Course specific prerequisites

Knowledge of the material covered in the courses Programming Languages and Computer Security.

Aim

Traditionally, computer security has been largely enforced at the level of operating systems. However, as operating systems grow in size and complexity, it is becoming increasingly difficult to handle security. Consequently, modern attacks often succeed at circumventing operating-system security mechanisms. Furthermore, while operating-system security policies are low-level (such as access control policies, protecting particular files), many attacks are high-level, or application-level (such as email worms that pass by access controls pretending to be executed on behalf of a mailer application).

This key to defending against application-level attacks is application-level security. Because applications are typically specified and implemented in programming languages, this area is generally known as language-based security. A direct benefit of language-based security is the ability to naturally express security policies and enforcement mechanisms using the developed techniques of programming languages.

Goal

The goal of this course is understanding the principles behind application-level attacks (such as Trojan horses, worms, buffer overrun attacks, exploit attacks, covert channels, and malicious code) and language-based protection mechanisms (such as static security analysis, program transformation, and stack inspection).

Content

This course combines practical and cutting-edge research material. For the latter part, the course's particular emphasis is on the use of formal, or semantic, models of program behavior for specifying and enforcing security properties. Previous knowledge of semantics, automata, and compiler construction is helpful (although not required as a prerequisite). Courses on Programming Languages and Computer Security (or equivalent background) are prerequisites.

Organisation

The course consists of lectures, group meetings and project presentations.

Literature

The literature mainly consists of research articles on the topic.
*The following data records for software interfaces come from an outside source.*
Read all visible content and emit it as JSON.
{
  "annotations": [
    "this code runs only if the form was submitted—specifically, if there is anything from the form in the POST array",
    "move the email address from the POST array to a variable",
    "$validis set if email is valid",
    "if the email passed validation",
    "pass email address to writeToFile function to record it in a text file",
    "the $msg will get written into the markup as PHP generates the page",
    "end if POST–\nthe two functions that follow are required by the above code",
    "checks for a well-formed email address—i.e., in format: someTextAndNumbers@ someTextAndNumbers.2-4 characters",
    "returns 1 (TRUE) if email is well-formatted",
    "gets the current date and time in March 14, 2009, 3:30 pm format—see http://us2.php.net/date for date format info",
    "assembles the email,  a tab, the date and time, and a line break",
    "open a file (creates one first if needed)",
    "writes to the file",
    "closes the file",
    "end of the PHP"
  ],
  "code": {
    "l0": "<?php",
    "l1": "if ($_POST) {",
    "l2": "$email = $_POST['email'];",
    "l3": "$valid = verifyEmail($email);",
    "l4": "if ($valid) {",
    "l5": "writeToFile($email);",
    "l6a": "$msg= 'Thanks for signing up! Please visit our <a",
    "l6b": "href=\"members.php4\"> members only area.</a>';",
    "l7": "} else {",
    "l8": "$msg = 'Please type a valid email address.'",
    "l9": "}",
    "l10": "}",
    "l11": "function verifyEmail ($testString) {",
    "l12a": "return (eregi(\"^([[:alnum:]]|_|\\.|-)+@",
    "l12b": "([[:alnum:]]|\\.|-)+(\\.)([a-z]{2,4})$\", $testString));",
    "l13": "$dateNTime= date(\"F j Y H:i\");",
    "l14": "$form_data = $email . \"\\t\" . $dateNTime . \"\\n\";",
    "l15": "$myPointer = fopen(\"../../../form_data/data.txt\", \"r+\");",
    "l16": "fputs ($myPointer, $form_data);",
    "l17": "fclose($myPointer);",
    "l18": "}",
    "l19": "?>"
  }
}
Besides, the following book will be used for additional reading:

*Building Secure Software: How to Avoid Security Problems the Right Way, John Viega, Gary McGraw, 2001.

Examination

In order to pass the course, the students must complete programming projects and/or produce a survey/position paper.


Published: Mon 28 Nov 2016.